It’s the question I have been asked most often in the last few weeks. How are you really doing?
The most honest answer I can give you is that I feel a little different each day. Mostly I feel peace, but there are always bits of shock, joy and fear mixed in. What changes periodically is how heavily I feel these other emotions.
Other than soreness and stiffness in my arm from previous surgery, I feel completely normal. Sometimes I’m sitting and thinking about other things, and I suddenly remember that I have cancer. It surprises me all over again.
It was easy to remember in the days right after surgery. I was exhausted, I couldn’t move my arm, and I was in a ton of pain. My body didn’t feel right.
Now, I have almost-normal energy levels. Almost-normal arm movement. Almost-normal schedule. I’ve even been able to get back in the gym in the mornings, although I can’t do anything that involves my arms, so I’m limited to the stationary bike.
Everything feels so normal! That is why, on many days, there is at least some element of shock when I remember, “Hey, you have cancer.”
This one may surprise you. Or maybe you’ve been through something like this, so you’re not surprised at all. I have felt tremendous joy throughout the last month. I am so incredibly lucky to be surrounded by so many loved ones. They make life beautiful, and I’m treasuring them even more than usual.
I also think it’s easy to be joyful when you live among college students. (Ok, for some of you that may be your worst nightmare, but I ABSOLUTELY LOVE IT). For those of you who do not know where life has taken me, I am a resident director at the beautiful, quaint, red-bricked and tree-lined Anderson University in central Indiana. I live in Martin Hall, a residence hall for about 150 upperclassmen women.
No, I don’t live in a dorm room, and I don’t share a bathroom with the girls! I have a spacious apartment on the first floor that is homier and cozier than anywhere I’ve ever lived before.
It’s always hard to explain my job to others. I’m not a “dorm mom,” although there are aspects of my job that allow me to be somewhere between a mom and an older sister to many of my residents. However, there is also the professional side. Meetings, committees, budgets, paperwork… it’s all part of my job. But the thing I love most is walking through life with my RAs. This year I have a staff of 8 RAs, and I get to meet with them as a group and individually. We talk about the building and their residents. We discuss conduct issues. We develop their leadership skills. But mostly, we just live life alongside one another. My couch and my kitchen table are sacred spaces. So much laughter and so many tears are shared there. I wouldn’t trade this “job” for anything.
So back to the whole joy thing. Life hasn’t stopped since my diagnosis. A few nights ago, I sat in the office near our building’s lobby with several students who live here. We were laughing so hard at one of the girls (cough cough… TIFFANY SIMCOX) that I couldn’t contain myself. I think I snorted approximately 100 times. Ask the girls. They’ll tell you it’s true.
There are so many moments like this, and I’m grateful for every one. It’s hard to remember realities like “Stage 3,” “further surgery,” and “debilitating treatment” when you’re laughing so hard there are tears in your eyes.

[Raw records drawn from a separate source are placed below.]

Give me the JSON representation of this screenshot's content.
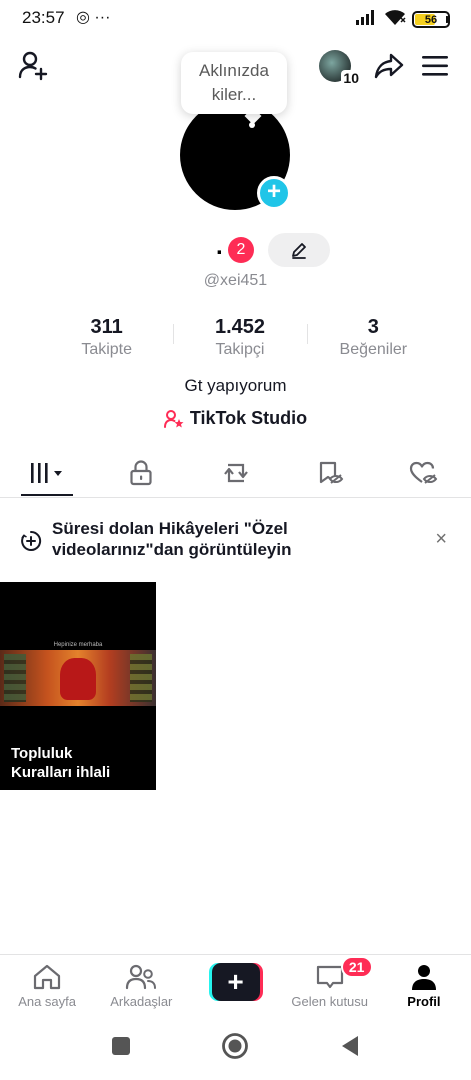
{
  "status_bar": {
    "time": "23:57",
    "left_icons": "◎ ···",
    "battery_level": "56"
  },
  "header": {
    "tooltip": "Aklınızda kiler...",
    "avatar_count": "10"
  },
  "profile": {
    "display_name": ".",
    "name_badge": "2",
    "username": "@xei451",
    "bio": "Gt yapıyorum",
    "studio_label": "TikTok Studio"
  },
  "stats": [
    {
      "value": "311",
      "label": "Takipte"
    },
    {
      "value": "1.452",
      "label": "Takipçi"
    },
    {
      "value": "3",
      "label": "Beğeniler"
    }
  ],
  "notice": {
    "text": "Süresi dolan Hikâyeleri \"Özel videolarınız\"dan görüntüleyin",
    "close": "×"
  },
  "videos": [
    {
      "caption_line1": "Topluluk",
      "caption_line2": "Kuralları ihlali",
      "thumb_text": "Hepinize merhaba"
    }
  ],
  "bottom_nav": {
    "home": "Ana sayfa",
    "friends": "Arkadaşlar",
    "create": "+",
    "inbox": "Gelen kutusu",
    "inbox_badge": "21",
    "profile": "Profil"
  },
  "colors": {
    "accent_red": "#fe2c55",
    "accent_cyan": "#25f4ee",
    "plus_blue": "#20c5e8",
    "battery_yellow": "#f5d020"
  }
}
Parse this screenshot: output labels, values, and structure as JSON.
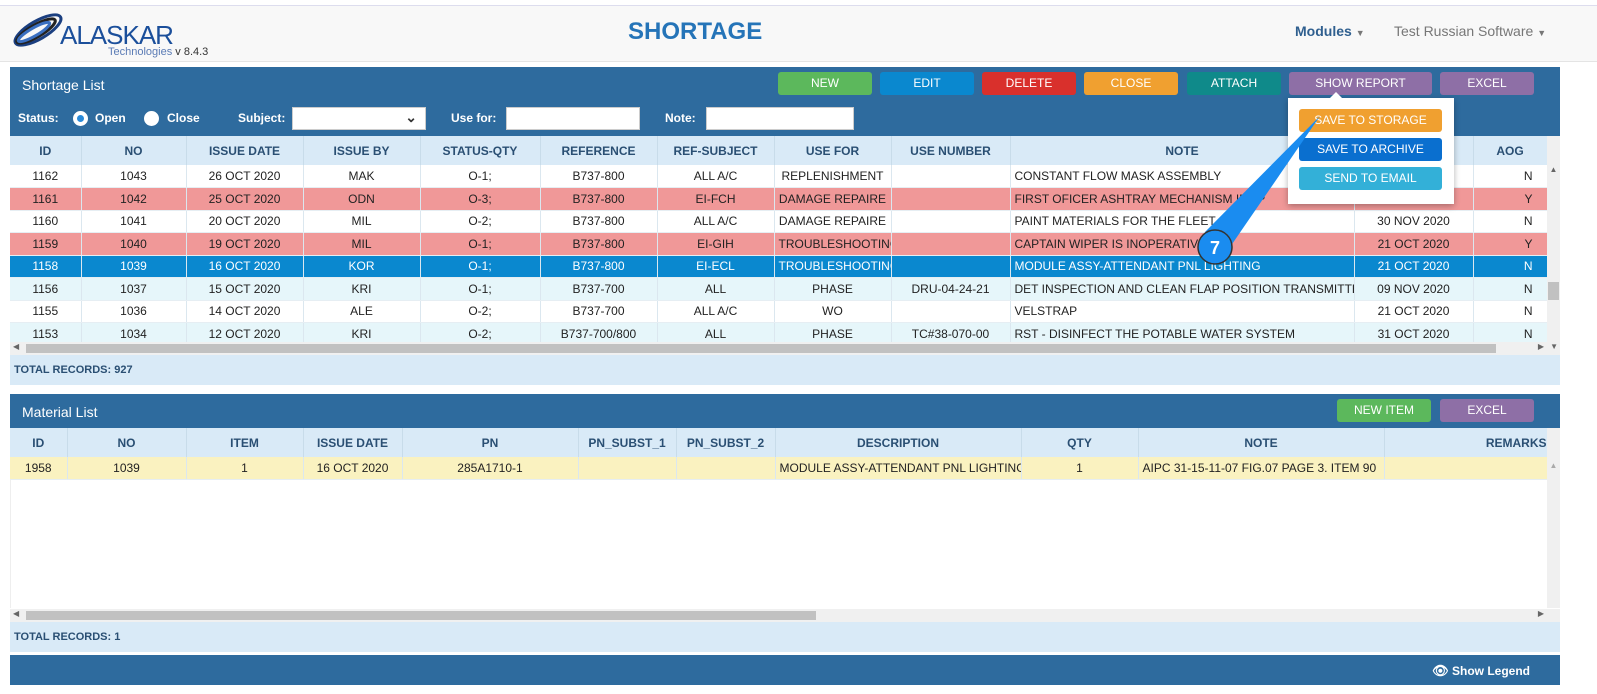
{
  "app": {
    "logo": "ALASKAR",
    "logo_sub": "Technologies",
    "version": "v 8.4.3",
    "title": "SHORTAGE",
    "modules": "Modules",
    "user": "Test Russian Software"
  },
  "shortage": {
    "title": "Shortage List",
    "buttons": [
      {
        "label": "NEW",
        "color": "#5cb85c"
      },
      {
        "label": "EDIT",
        "color": "#0a88cf"
      },
      {
        "label": "DELETE",
        "color": "#d9302c"
      },
      {
        "label": "CLOSE",
        "color": "#f0a030"
      },
      {
        "label": "ATTACH",
        "color": "#0f8a8a"
      },
      {
        "label": "SHOW REPORT",
        "color": "#8e6fa6"
      },
      {
        "label": "EXCEL",
        "color": "#8e6fa6"
      }
    ],
    "report_menu": [
      {
        "label": "SAVE TO STORAGE",
        "color": "#f0a030"
      },
      {
        "label": "SAVE TO ARCHIVE",
        "color": "#0a6fcf"
      },
      {
        "label": "SEND TO EMAIL",
        "color": "#33b0d8"
      }
    ],
    "filter": {
      "status_label": "Status:",
      "open": "Open",
      "close": "Close",
      "subject_label": "Subject:",
      "subject_value": "",
      "use_for_label": "Use for:",
      "use_for_value": "",
      "note_label": "Note:",
      "note_value": ""
    },
    "columns": [
      "ID",
      "NO",
      "ISSUE DATE",
      "ISSUE BY",
      "STATUS-QTY",
      "REFERENCE",
      "REF-SUBJECT",
      "USE FOR",
      "USE NUMBER",
      "NOTE",
      "",
      "AOG"
    ],
    "rows": [
      {
        "style": "white",
        "cells": [
          "1162",
          "1043",
          "26 OCT 2020",
          "MAK",
          "O-1;",
          "B737-800",
          "ALL A/C",
          "REPLENISHMENT",
          "",
          "CONSTANT FLOW MASK ASSEMBLY",
          "",
          "N"
        ]
      },
      {
        "style": "pink",
        "cells": [
          "1161",
          "1042",
          "25 OCT 2020",
          "ODN",
          "O-3;",
          "B737-800",
          "EI-FCH",
          "DAMAGE REPAIRE",
          "",
          "FIRST OFICER ASHTRAY MECHANISM INOP",
          "",
          "Y"
        ]
      },
      {
        "style": "white",
        "cells": [
          "1160",
          "1041",
          "20 OCT 2020",
          "MIL",
          "O-2;",
          "B737-800",
          "ALL A/C",
          "DAMAGE REPAIRE",
          "",
          "PAINT MATERIALS FOR THE FLEET",
          "30 NOV 2020",
          "N"
        ]
      },
      {
        "style": "pink",
        "cells": [
          "1159",
          "1040",
          "19 OCT 2020",
          "MIL",
          "O-1;",
          "B737-800",
          "EI-GIH",
          "TROUBLESHOOTING",
          "",
          "CAPTAIN WIPER IS INOPERATIVE",
          "21 OCT 2020",
          "Y"
        ]
      },
      {
        "style": "sel",
        "cells": [
          "1158",
          "1039",
          "16 OCT 2020",
          "KOR",
          "O-1;",
          "B737-800",
          "EI-ECL",
          "TROUBLESHOOTING",
          "",
          "MODULE ASSY-ATTENDANT PNL LIGHTING",
          "21 OCT 2020",
          "N"
        ]
      },
      {
        "style": "cyan",
        "cells": [
          "1156",
          "1037",
          "15 OCT 2020",
          "KRI",
          "O-1;",
          "B737-700",
          "ALL",
          "PHASE",
          "DRU-04-24-21",
          "DET INSPECTION AND CLEAN FLAP POSITION TRANSMITTER",
          "09 NOV 2020",
          "N"
        ]
      },
      {
        "style": "white",
        "cells": [
          "1155",
          "1036",
          "14 OCT 2020",
          "ALE",
          "O-2;",
          "B737-700",
          "ALL A/C",
          "WO",
          "",
          "VELSTRAP",
          "21 OCT 2020",
          "N"
        ]
      },
      {
        "style": "cyan",
        "cells": [
          "1153",
          "1034",
          "12 OCT 2020",
          "KRI",
          "O-2;",
          "B737-700/800",
          "ALL",
          "PHASE",
          "TC#38-070-00",
          "RST - DISINFECT THE POTABLE WATER SYSTEM",
          "31 OCT 2020",
          "N"
        ]
      }
    ],
    "total": "TOTAL RECORDS: 927"
  },
  "material": {
    "title": "Material List",
    "buttons": [
      {
        "label": "NEW ITEM",
        "color": "#5cb85c"
      },
      {
        "label": "EXCEL",
        "color": "#8e6fa6"
      }
    ],
    "columns": [
      "ID",
      "NO",
      "ITEM",
      "ISSUE DATE",
      "PN",
      "PN_SUBST_1",
      "PN_SUBST_2",
      "DESCRIPTION",
      "QTY",
      "NOTE",
      "REMARKS"
    ],
    "rows": [
      {
        "style": "yellow",
        "cells": [
          "1958",
          "1039",
          "1",
          "16 OCT 2020",
          "285A1710-1",
          "",
          "",
          "MODULE ASSY-ATTENDANT PNL LIGHTING",
          "1",
          "AIPC 31-15-11-07 FIG.07 PAGE 3. ITEM 90",
          ""
        ]
      }
    ],
    "total": "TOTAL RECORDS: 1"
  },
  "footer": {
    "show_legend": "Show Legend"
  },
  "annotation": {
    "step": "7",
    "color": "#1a8cf0"
  }
}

I only feel fear occasionally, and usually it is when I’ve allowed myself to stay up too late, thinking about all of the “what ifs” and what could be. However, these rabbit trails of the imagination are rare. In my early 20s (fresh out of college and really having no clue what I wanted to do with my life) I lived in a lot of fear of the future. Over the last decade, God has done a lot of work in me on that very topic. He’s taught me how to trust him, rely on him, and seek him in the midst of the unknown. All of that seems to have prepared me for this adventure, and I think it’s why fear hasn’t played too prominent of a role in my present circumstances.
The main feeling of the past month has been transcendent, unimaginable peace. It probably deserves its own blog post, so I’ll leave it at this for now:
“Rejoice in the Lord always. I will say it again: Rejoice! Let your gentleness be evident to all. The Lord is near. Do not be anxious about anything, but in every situation, by prayer and petition, with thanksgiving, present your requests to God. And the peace of God,which transcends all understanding, will guard your hearts and your minds in Christ Jesus.” Philipians 4:4-7